▶ **PROBLEM DETAILS**
Read through the lines below for the string "color" and copy each one that has it.

[[ SOURCE RECORDS open ]]

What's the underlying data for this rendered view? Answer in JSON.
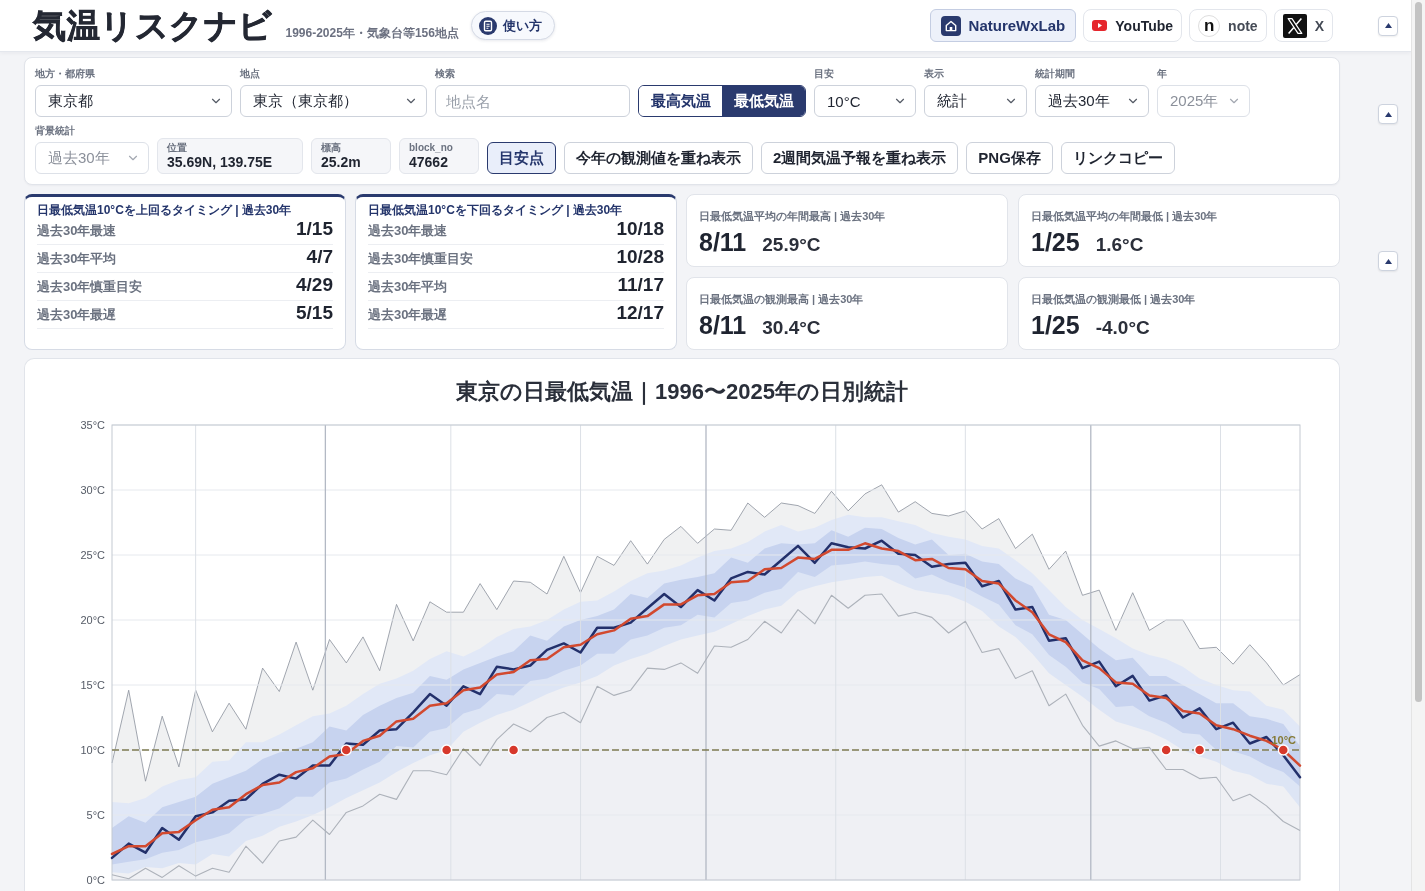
{
  "header": {
    "title": "気温リスクナビ",
    "subtitle": "1996-2025年・気象台等156地点",
    "help_button": "使い方",
    "links": [
      {
        "kind": "lab",
        "label": "NatureWxLab"
      },
      {
        "kind": "youtube",
        "label": "YouTube"
      },
      {
        "kind": "note",
        "label": "note",
        "glyph": "n"
      },
      {
        "kind": "x",
        "label": "X"
      }
    ]
  },
  "filters": [
    {
      "kind": "select",
      "label": "地方・都府県",
      "value": "東京都",
      "disabled": false
    },
    {
      "kind": "select",
      "label": "地点",
      "value": "東京（東京都）",
      "disabled": false
    },
    {
      "kind": "search",
      "label": "検索",
      "placeholder": "地点名"
    },
    {
      "kind": "toggle",
      "options": [
        {
          "label": "最高気温",
          "selected": false
        },
        {
          "label": "最低気温",
          "selected": true
        }
      ]
    },
    {
      "kind": "select",
      "label": "目安",
      "value": "10°C",
      "disabled": false
    },
    {
      "kind": "select",
      "label": "表示",
      "value": "統計",
      "disabled": false
    },
    {
      "kind": "select",
      "label": "統計期間",
      "value": "過去30年",
      "disabled": false
    },
    {
      "kind": "select",
      "label": "年",
      "value": "2025年",
      "disabled": true
    }
  ],
  "tools": {
    "background_select": {
      "label": "背景統計",
      "value": "過去30年",
      "disabled": true
    },
    "info": [
      {
        "label": "位置",
        "value": "35.69N, 139.75E"
      },
      {
        "label": "標高",
        "value": "25.2m"
      },
      {
        "label": "block_no",
        "value": "47662"
      }
    ],
    "buttons": [
      {
        "label": "目安点",
        "selected": true
      },
      {
        "label": "今年の観測値を重ね表示",
        "selected": false
      },
      {
        "label": "2週間気温予報を重ね表示",
        "selected": false
      },
      {
        "label": "PNG保存",
        "selected": false
      },
      {
        "label": "リンクコピー",
        "selected": false
      }
    ]
  },
  "timing_cards": [
    {
      "title": "日最低気温10°Cを上回るタイミング | 過去30年",
      "rows": [
        {
          "label": "過去30年最速",
          "value": "1/15"
        },
        {
          "label": "過去30年平均",
          "value": "4/7"
        },
        {
          "label": "過去30年慎重目安",
          "value": "4/29"
        },
        {
          "label": "過去30年最遅",
          "value": "5/15"
        }
      ]
    },
    {
      "title": "日最低気温10°Cを下回るタイミング | 過去30年",
      "rows": [
        {
          "label": "過去30年最速",
          "value": "10/18"
        },
        {
          "label": "過去30年慎重目安",
          "value": "10/28"
        },
        {
          "label": "過去30年平均",
          "value": "11/17"
        },
        {
          "label": "過去30年最遅",
          "value": "12/17"
        }
      ]
    }
  ],
  "summary_cards": [
    {
      "title": "日最低気温平均の年間最高 | 過去30年",
      "date": "8/11",
      "value": "25.9°C"
    },
    {
      "title": "日最低気温平均の年間最低 | 過去30年",
      "date": "1/25",
      "value": "1.6°C"
    },
    {
      "title": "日最低気温の観測最高 | 過去30年",
      "date": "8/11",
      "value": "30.4°C"
    },
    {
      "title": "日最低気温の観測最低 | 過去30年",
      "date": "1/25",
      "value": "-4.0°C"
    }
  ],
  "chart": {
    "chart_data": {
      "type": "line",
      "title": "東京の日最低気温｜1996〜2025年の日別統計",
      "grid": true,
      "categories": [
        null,
        null,
        null,
        null,
        null,
        null,
        null,
        null,
        null,
        null,
        null,
        null,
        null,
        null,
        null,
        null,
        null,
        null,
        null,
        null,
        null,
        null,
        null,
        null,
        null,
        null,
        null,
        null,
        null,
        null,
        null,
        null,
        null,
        null,
        null,
        null,
        null,
        null,
        null,
        null,
        null,
        null,
        null,
        null,
        null,
        null,
        null,
        null,
        null,
        null,
        null,
        null,
        null,
        null,
        null,
        null,
        null,
        null,
        null,
        null,
        null,
        null,
        null,
        null,
        null,
        null,
        null,
        null,
        null,
        null,
        null,
        null
      ],
      "ylim": [
        0,
        35
      ],
      "yticks": [
        {
          "value": 0,
          "label": "0°C"
        },
        {
          "value": 5,
          "label": "5°C"
        },
        {
          "value": 10,
          "label": "10°C"
        },
        {
          "value": 15,
          "label": "15°C"
        },
        {
          "value": 20,
          "label": "20°C"
        },
        {
          "value": 25,
          "label": "25°C"
        },
        {
          "value": 30,
          "label": "30°C"
        },
        {
          "value": 35,
          "label": "35°C"
        }
      ],
      "series": [
        {
          "type": "area",
          "color": "#8a919c",
          "values": [
            9.0,
            14.6,
            7.6,
            12.6,
            8.7,
            14.6,
            11.4,
            13.6,
            11.6,
            16.3,
            14.5,
            18.3,
            14.6,
            18.5,
            16.7,
            18.7,
            16.1,
            21.2,
            18.4,
            21.4,
            20.6,
            20.6,
            22.8,
            20.8,
            23.0,
            22.9,
            22.0,
            24.9,
            22.1,
            24.9,
            24.2,
            26.1,
            24.3,
            26.2,
            27.2,
            25.9,
            27.0,
            26.9,
            29.0,
            27.9,
            29.0,
            28.8,
            28.2,
            29.9,
            28.4,
            29.7,
            30.4,
            28.3,
            29.1,
            28.2,
            28.0,
            28.4,
            27.0,
            27.8,
            25.5,
            26.6,
            23.9,
            25.3,
            21.9,
            22.3,
            19.2,
            22.1,
            19.2,
            20.0,
            20.0,
            17.8,
            17.9,
            16.6,
            18.1,
            16.7,
            15.0,
            15.8
          ]
        },
        {
          "type": "area",
          "color": "#e1e8f7",
          "values": [
            6.0,
            5.9,
            6.3,
            7.2,
            7.7,
            7.9,
            9.1,
            9.2,
            10.6,
            10.6,
            11.2,
            11.9,
            12.6,
            12.8,
            13.4,
            14.3,
            15.1,
            15.5,
            16.1,
            17.0,
            17.6,
            17.2,
            17.8,
            18.7,
            19.3,
            19.5,
            20.0,
            20.8,
            21.4,
            21.5,
            22.2,
            23.0,
            23.6,
            23.8,
            24.2,
            24.8,
            25.3,
            25.5,
            26.0,
            26.8,
            27.3,
            26.8,
            27.1,
            27.7,
            28.1,
            27.9,
            27.9,
            27.6,
            27.3,
            26.7,
            26.4,
            26.2,
            25.7,
            25.5,
            24.6,
            23.6,
            22.3,
            21.0,
            20.0,
            19.3,
            18.6,
            17.8,
            17.3,
            17.0,
            16.4,
            15.5,
            15.0,
            14.6,
            14.5,
            13.4,
            13.1,
            11.8
          ]
        },
        {
          "type": "area",
          "color": "#c7d3ef",
          "values": [
            4.0,
            4.9,
            4.4,
            5.6,
            6.0,
            6.4,
            7.4,
            7.9,
            8.4,
            9.3,
            9.8,
            10.1,
            10.6,
            11.8,
            11.5,
            12.7,
            13.4,
            14.0,
            14.4,
            15.7,
            15.4,
            16.2,
            16.7,
            17.2,
            17.6,
            18.8,
            18.4,
            19.5,
            20.0,
            20.3,
            20.8,
            22.0,
            21.7,
            22.8,
            23.1,
            23.3,
            23.6,
            24.8,
            24.4,
            25.5,
            25.9,
            25.8,
            25.9,
            26.9,
            26.4,
            27.1,
            27.0,
            26.3,
            25.8,
            26.2,
            25.0,
            25.1,
            24.5,
            24.3,
            23.2,
            22.6,
            20.4,
            20.0,
            18.9,
            17.8,
            16.9,
            17.1,
            15.7,
            15.7,
            15.0,
            14.3,
            13.6,
            13.6,
            12.6,
            12.4,
            12.0,
            10.3
          ]
        },
        {
          "type": "area",
          "color": "#dde5f5",
          "values": [
            1.2,
            1.4,
            1.6,
            2.1,
            2.3,
            2.9,
            3.2,
            3.6,
            4.7,
            5.1,
            5.5,
            6.4,
            6.4,
            7.5,
            7.8,
            8.5,
            9.1,
            10.3,
            10.2,
            11.4,
            11.7,
            12.8,
            13.2,
            14.3,
            14.2,
            15.3,
            15.5,
            16.1,
            16.5,
            17.4,
            17.4,
            18.5,
            18.8,
            19.4,
            19.6,
            20.4,
            20.2,
            21.3,
            21.5,
            22.1,
            22.4,
            23.7,
            23.3,
            24.2,
            24.3,
            24.5,
            24.3,
            24.2,
            23.2,
            23.5,
            22.9,
            22.5,
            21.8,
            21.2,
            19.6,
            18.9,
            17.3,
            16.4,
            15.2,
            14.7,
            13.3,
            13.4,
            12.6,
            12.1,
            11.3,
            11.2,
            10.0,
            9.9,
            9.5,
            8.8,
            8.3,
            7.2
          ]
        },
        {
          "type": "area",
          "color": "#eff0f4",
          "values": [
            0.6,
            0.5,
            1.0,
            0.9,
            1.3,
            1.2,
            2.0,
            1.8,
            3.0,
            3.4,
            4.1,
            4.5,
            5.0,
            5.6,
            6.3,
            6.9,
            7.5,
            8.3,
            9.0,
            9.6,
            10.0,
            11.4,
            12.1,
            12.7,
            13.1,
            13.7,
            14.3,
            14.8,
            15.2,
            15.7,
            16.5,
            17.0,
            17.4,
            18.0,
            18.5,
            18.8,
            19.1,
            19.7,
            20.3,
            20.8,
            21.1,
            22.2,
            22.6,
            22.9,
            23.1,
            23.3,
            23.4,
            22.8,
            22.3,
            22.1,
            21.9,
            21.4,
            20.7,
            19.5,
            18.7,
            17.4,
            15.9,
            15.0,
            14.1,
            13.1,
            12.2,
            11.8,
            11.4,
            10.8,
            10.0,
            9.5,
            9.1,
            8.4,
            8.1,
            7.4,
            7.2,
            5.6
          ]
        },
        {
          "type": "line",
          "color": "#adb2ba",
          "values": [
            0.4,
            0.1,
            0.9,
            0.2,
            1.1,
            0.3,
            0.9,
            0.6,
            2.6,
            1.3,
            3.0,
            3.3,
            4.6,
            3.5,
            5.2,
            5.7,
            6.6,
            6.2,
            8.4,
            8.4,
            8.1,
            10.1,
            8.8,
            10.8,
            12.0,
            11.4,
            12.5,
            12.9,
            12.1,
            14.9,
            14.2,
            14.6,
            16.3,
            16.2,
            16.7,
            15.9,
            18.0,
            17.9,
            18.5,
            19.9,
            19.0,
            20.8,
            19.7,
            21.9,
            20.9,
            21.9,
            22.0,
            20.3,
            20.6,
            20.2,
            19.0,
            19.9,
            17.5,
            17.8,
            15.5,
            16.1,
            13.4,
            14.3,
            11.9,
            10.3,
            10.7,
            10.1,
            10.2,
            8.5,
            8.5,
            7.8,
            7.9,
            6.1,
            6.6,
            5.7,
            4.5,
            3.8
          ]
        },
        {
          "type": "line",
          "color": "#23306b",
          "values": [
            1.7,
            2.8,
            2.1,
            4.0,
            3.1,
            4.9,
            5.2,
            6.1,
            6.2,
            7.4,
            8.1,
            7.8,
            8.8,
            8.8,
            10.5,
            10.4,
            11.5,
            11.6,
            12.9,
            14.3,
            13.4,
            14.9,
            14.3,
            16.4,
            16.2,
            16.5,
            17.7,
            18.2,
            17.5,
            19.4,
            19.4,
            19.8,
            20.9,
            22.0,
            21.0,
            22.3,
            21.5,
            23.2,
            23.7,
            23.5,
            24.6,
            25.7,
            24.4,
            25.9,
            25.6,
            25.5,
            26.1,
            25.1,
            25.0,
            24.1,
            24.3,
            24.4,
            22.6,
            23.0,
            20.8,
            21.0,
            18.4,
            18.6,
            16.3,
            16.8,
            14.9,
            15.7,
            13.8,
            14.2,
            12.5,
            13.2,
            11.6,
            12.1,
            10.5,
            11.0,
            9.6,
            7.9
          ]
        },
        {
          "type": "line",
          "color": "#d2492f",
          "values": [
            2.0,
            2.6,
            2.6,
            3.6,
            3.7,
            4.6,
            5.4,
            5.6,
            6.6,
            7.3,
            7.5,
            8.3,
            8.6,
            9.5,
            9.7,
            10.7,
            11.1,
            12.2,
            12.4,
            13.4,
            13.6,
            14.6,
            14.8,
            15.8,
            16.0,
            16.9,
            17.0,
            17.9,
            18.1,
            18.9,
            19.2,
            20.1,
            20.3,
            21.2,
            21.2,
            21.9,
            22.0,
            22.9,
            23.0,
            23.9,
            24.0,
            24.8,
            24.7,
            25.4,
            25.4,
            25.9,
            25.5,
            25.3,
            24.6,
            24.7,
            24.0,
            23.9,
            23.0,
            22.8,
            21.5,
            20.6,
            18.9,
            18.3,
            16.9,
            16.3,
            15.2,
            15.1,
            14.2,
            14.0,
            13.0,
            12.8,
            11.9,
            11.6,
            11.1,
            10.7,
            10.0,
            8.8
          ]
        },
        {
          "type": "scatter",
          "color": "#d7382b",
          "values": [
            null,
            null,
            null,
            null,
            null,
            null,
            null,
            null,
            null,
            null,
            null,
            null,
            null,
            null,
            10,
            null,
            null,
            null,
            null,
            null,
            10,
            null,
            null,
            null,
            10,
            null,
            null,
            null,
            null,
            null,
            null,
            null,
            null,
            null,
            null,
            null,
            null,
            null,
            null,
            null,
            null,
            null,
            null,
            null,
            null,
            null,
            null,
            null,
            null,
            null,
            null,
            null,
            null,
            null,
            null,
            null,
            null,
            null,
            null,
            null,
            null,
            null,
            null,
            10,
            null,
            10,
            null,
            null,
            null,
            null,
            10,
            null
          ]
        }
      ],
      "ref_lines": [
        {
          "axis": "y",
          "value": 10,
          "label": "10°C"
        }
      ]
    }
  }
}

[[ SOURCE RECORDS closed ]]

▶ **COMPLETED EXERCISE**
          "color": "#8a919c",
          "color": "#e1e8f7",
          "color": "#c7d3ef",
          "color": "#dde5f5",
          "color": "#eff0f4",
          "color": "#adb2ba",
          "color": "#23306b",
          "color": "#d2492f",
          "color": "#d7382b",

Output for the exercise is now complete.